Border wall
A group of activists painted the U.S.-Mexico border wall between Ciudad Juarez and New Mexico as a symbol of protest against President Donald Trump's new immigration reform in Ciudad Juarez, Mexico, Feb. 26, 2017. Paint reads "We are Not Criminals and Illegals." Reuters

President Donald Trump’s plan to build a wall along the U.S.-Mexico border has been criticized by some and lauded by others, but everyone knew it was going to be expensive. Exactly how expensive, though, was partially revealed Monday when a report showed the Trump administration wants $1 billion in funds to cover 62 miles of the border.

The White House asked for $999 million to build 48 miles of the new wall, in addition to replacing about 14 miles of the already existing border fence, according to CNN, which cited documents obtained from the Department of Homeland Security.

Read: Donald Trump’s Border Plan Is Outdated, Costly And Ineffective, Researchers Say

The justification documents for the project, which lay the plans for the first installment of funding for the border wall, showed that the money will be spent on building 14 miles of the new wall in San Diego, California, and 28 miles of new levee wall barriers and six miles of new border wall in the Rio Grande Valley region, Texas, the report said. In addition to this, money will also be spent on 14 miles of replacement fencing in San Diego, which would likely include concrete elements.

One of Trump’s biggest critics, California Gov. Jerry Brown, compared the idea to the Berlin Wall and said the state will fight against the president’s plans for the border wall.

“We’re not going to sit around and just play patsy and say, ‘Hey, go ahead. Lock us in. Do whatever the hell you want. Export — deport 2 billion, 2 million people.’” Brown told NBC’s “Meet the Press” on Sunday. “No, we’re going to fight, and we’re going to fight very hard.”

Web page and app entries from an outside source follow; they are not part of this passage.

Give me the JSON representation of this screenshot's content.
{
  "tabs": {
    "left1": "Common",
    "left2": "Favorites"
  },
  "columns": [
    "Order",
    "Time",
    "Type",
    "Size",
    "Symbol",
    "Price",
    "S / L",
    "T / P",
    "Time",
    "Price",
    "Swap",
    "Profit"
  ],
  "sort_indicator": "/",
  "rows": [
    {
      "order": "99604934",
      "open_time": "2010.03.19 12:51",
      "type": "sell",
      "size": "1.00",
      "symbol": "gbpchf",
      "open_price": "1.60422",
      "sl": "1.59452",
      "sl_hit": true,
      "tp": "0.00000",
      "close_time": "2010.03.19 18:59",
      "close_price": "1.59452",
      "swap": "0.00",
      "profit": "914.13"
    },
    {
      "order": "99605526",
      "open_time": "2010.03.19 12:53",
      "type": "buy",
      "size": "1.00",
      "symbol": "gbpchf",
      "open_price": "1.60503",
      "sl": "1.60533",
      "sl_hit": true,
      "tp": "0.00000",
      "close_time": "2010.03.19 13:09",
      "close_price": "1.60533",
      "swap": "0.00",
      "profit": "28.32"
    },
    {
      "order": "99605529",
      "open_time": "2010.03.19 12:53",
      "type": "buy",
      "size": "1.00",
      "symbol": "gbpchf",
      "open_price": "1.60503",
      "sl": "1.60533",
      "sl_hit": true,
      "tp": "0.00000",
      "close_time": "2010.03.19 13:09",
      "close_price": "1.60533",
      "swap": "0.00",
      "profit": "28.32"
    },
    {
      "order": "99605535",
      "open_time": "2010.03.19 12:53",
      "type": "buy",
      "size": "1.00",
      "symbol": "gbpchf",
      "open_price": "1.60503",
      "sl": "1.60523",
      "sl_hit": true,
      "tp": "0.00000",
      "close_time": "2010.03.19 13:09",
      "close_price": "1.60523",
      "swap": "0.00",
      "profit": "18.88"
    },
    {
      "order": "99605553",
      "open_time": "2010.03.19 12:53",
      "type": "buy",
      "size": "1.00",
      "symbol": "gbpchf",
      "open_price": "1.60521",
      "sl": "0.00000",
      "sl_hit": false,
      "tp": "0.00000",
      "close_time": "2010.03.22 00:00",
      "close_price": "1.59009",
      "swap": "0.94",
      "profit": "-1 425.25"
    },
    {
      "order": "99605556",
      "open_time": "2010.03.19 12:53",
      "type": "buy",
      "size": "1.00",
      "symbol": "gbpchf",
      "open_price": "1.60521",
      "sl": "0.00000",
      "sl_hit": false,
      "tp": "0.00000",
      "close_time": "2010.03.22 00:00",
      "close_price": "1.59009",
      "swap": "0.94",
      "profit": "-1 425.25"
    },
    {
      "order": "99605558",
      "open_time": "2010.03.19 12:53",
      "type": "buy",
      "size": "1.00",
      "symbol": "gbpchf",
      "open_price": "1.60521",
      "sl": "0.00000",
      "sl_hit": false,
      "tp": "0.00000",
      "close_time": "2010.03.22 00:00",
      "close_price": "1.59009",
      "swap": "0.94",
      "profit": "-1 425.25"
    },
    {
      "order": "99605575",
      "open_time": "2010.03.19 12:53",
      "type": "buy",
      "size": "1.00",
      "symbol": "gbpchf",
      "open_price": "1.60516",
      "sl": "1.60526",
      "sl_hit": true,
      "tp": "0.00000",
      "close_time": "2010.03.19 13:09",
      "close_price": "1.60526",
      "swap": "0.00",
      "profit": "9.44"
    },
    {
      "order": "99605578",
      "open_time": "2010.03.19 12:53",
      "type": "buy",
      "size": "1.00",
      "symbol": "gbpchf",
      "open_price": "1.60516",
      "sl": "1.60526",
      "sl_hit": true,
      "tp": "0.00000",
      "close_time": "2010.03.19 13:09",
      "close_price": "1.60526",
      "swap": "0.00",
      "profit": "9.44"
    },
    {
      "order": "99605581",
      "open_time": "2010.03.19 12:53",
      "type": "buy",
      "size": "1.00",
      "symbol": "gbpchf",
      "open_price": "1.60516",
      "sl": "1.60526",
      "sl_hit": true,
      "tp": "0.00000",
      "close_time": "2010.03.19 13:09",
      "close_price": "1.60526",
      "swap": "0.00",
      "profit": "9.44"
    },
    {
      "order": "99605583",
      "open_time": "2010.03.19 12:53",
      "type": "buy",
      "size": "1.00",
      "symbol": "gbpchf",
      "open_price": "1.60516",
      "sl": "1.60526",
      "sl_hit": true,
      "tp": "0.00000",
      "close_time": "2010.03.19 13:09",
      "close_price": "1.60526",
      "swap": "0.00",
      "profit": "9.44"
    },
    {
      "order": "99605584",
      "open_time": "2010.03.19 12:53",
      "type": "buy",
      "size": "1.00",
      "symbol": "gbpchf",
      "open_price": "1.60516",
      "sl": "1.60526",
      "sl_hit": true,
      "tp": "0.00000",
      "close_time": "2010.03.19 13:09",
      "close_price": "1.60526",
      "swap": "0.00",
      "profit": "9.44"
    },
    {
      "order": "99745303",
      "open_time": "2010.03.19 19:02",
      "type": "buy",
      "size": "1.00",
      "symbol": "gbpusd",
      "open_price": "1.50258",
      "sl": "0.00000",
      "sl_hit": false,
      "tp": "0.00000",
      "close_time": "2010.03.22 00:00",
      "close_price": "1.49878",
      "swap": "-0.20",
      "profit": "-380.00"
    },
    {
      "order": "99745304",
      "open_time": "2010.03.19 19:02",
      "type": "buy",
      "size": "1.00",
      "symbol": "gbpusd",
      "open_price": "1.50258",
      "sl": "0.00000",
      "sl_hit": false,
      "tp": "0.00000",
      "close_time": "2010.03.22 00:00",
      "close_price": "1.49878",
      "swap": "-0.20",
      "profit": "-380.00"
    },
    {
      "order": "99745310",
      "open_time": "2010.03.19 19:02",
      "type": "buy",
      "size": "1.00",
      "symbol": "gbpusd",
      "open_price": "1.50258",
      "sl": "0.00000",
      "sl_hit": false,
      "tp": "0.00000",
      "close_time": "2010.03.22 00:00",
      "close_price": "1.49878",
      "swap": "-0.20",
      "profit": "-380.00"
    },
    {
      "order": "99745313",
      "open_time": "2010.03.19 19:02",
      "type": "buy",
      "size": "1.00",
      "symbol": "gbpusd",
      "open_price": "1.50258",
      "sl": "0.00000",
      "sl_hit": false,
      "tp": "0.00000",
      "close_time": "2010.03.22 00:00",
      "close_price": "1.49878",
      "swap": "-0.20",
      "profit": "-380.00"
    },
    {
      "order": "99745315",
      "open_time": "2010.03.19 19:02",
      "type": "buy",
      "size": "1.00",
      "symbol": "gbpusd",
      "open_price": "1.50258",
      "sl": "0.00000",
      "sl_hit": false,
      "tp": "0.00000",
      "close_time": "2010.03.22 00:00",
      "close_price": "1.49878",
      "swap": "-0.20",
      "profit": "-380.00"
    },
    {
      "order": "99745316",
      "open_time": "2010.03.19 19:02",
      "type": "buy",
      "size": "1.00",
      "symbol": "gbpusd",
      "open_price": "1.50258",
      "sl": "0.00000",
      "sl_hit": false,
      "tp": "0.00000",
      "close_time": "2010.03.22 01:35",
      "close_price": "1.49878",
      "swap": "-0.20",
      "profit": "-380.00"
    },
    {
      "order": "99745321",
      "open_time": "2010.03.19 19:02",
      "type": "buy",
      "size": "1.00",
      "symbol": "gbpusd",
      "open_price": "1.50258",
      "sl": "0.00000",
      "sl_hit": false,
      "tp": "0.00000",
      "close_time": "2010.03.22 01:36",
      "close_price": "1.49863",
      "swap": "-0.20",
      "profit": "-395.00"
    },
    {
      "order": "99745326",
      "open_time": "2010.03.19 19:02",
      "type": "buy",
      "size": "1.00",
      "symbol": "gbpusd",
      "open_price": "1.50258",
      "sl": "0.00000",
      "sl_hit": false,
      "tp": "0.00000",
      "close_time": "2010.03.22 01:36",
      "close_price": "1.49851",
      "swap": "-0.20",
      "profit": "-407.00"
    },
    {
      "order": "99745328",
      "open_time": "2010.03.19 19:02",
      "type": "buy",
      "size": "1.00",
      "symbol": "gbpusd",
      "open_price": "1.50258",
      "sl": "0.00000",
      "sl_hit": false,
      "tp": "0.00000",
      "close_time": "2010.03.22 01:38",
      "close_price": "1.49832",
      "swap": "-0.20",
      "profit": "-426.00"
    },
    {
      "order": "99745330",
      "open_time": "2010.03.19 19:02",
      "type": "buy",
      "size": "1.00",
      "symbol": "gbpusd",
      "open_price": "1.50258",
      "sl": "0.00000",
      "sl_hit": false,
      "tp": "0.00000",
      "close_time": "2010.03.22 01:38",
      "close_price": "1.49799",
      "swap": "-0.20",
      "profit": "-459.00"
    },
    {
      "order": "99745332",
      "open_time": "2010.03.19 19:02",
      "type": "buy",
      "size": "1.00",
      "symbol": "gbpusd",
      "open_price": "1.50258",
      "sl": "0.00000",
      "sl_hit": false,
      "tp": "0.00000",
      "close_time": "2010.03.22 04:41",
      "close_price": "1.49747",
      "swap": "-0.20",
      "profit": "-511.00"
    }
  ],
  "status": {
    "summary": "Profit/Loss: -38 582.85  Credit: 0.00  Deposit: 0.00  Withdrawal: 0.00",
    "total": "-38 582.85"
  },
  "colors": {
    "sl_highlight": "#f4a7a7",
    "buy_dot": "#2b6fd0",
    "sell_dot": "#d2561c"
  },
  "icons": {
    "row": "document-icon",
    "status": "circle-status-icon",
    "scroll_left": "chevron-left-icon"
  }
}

Soon after taking office, Trump signed an executive order authorizing the wall’s creation. The time period for construction, however, is yet to be set. The administration requested $1 billion in funding for 2017. In 2018, however, the requested amount increases to $2.6 billion, for border infrastructure and technology.

According to various estimates, the wall may cost anything between from $12 billion to over $20 billion, CNN reported. The burgeoning costs, however, may be cut down if the administration opts for a fence instead of the concrete wall, many former officials say.